+++ Input records

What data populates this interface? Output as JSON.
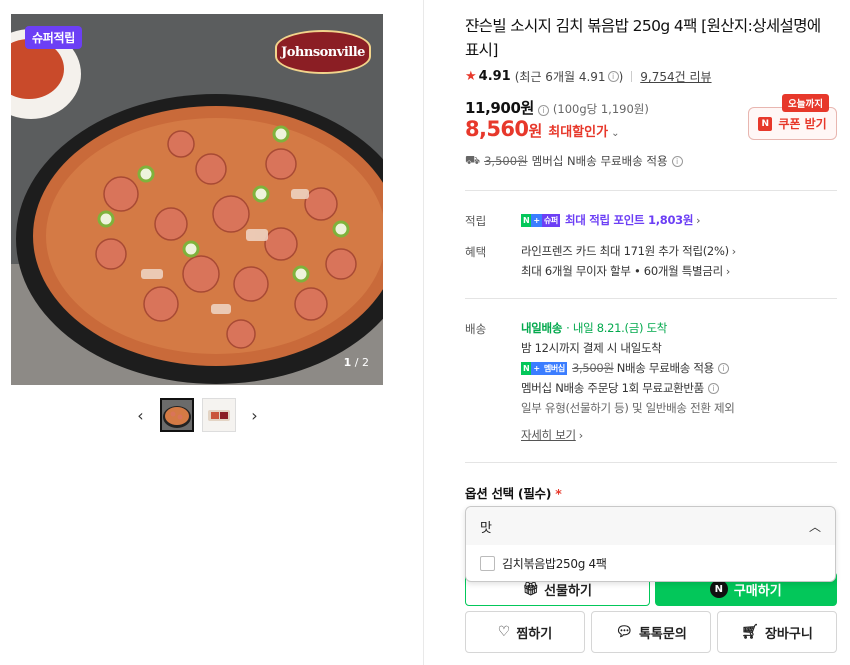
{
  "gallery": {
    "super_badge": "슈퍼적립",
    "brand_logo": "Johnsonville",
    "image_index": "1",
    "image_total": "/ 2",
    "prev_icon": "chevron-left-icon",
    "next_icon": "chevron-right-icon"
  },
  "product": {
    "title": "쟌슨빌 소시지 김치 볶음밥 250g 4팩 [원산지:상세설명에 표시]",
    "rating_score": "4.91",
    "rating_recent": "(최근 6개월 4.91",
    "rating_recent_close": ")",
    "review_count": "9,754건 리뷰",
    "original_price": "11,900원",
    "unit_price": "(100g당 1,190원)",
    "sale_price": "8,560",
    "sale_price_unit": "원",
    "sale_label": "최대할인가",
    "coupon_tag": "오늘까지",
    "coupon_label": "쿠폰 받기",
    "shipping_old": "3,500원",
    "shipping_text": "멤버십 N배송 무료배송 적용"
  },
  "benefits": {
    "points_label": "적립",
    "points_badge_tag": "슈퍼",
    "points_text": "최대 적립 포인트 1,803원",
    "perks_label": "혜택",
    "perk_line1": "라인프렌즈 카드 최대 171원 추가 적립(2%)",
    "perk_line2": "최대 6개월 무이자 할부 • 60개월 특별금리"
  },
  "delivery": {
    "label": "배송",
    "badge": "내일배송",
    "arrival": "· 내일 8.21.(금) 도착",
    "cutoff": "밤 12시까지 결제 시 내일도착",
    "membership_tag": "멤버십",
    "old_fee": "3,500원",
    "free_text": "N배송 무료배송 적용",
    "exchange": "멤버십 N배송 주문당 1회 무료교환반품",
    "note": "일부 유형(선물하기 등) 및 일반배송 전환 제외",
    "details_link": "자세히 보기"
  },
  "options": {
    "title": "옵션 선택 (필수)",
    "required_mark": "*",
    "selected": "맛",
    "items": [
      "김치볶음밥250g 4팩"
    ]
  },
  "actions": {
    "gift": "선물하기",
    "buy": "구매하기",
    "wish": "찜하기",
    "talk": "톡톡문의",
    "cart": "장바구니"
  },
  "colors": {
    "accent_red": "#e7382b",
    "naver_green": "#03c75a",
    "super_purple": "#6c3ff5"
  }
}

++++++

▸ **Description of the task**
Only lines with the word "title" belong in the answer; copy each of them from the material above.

▸ **Task answer**
    "title": "쟌슨빌 소시지 김치 볶음밥 250g 4팩 [원산지:상세설명에 표시]",
    "title": "옵션 선택 (필수)",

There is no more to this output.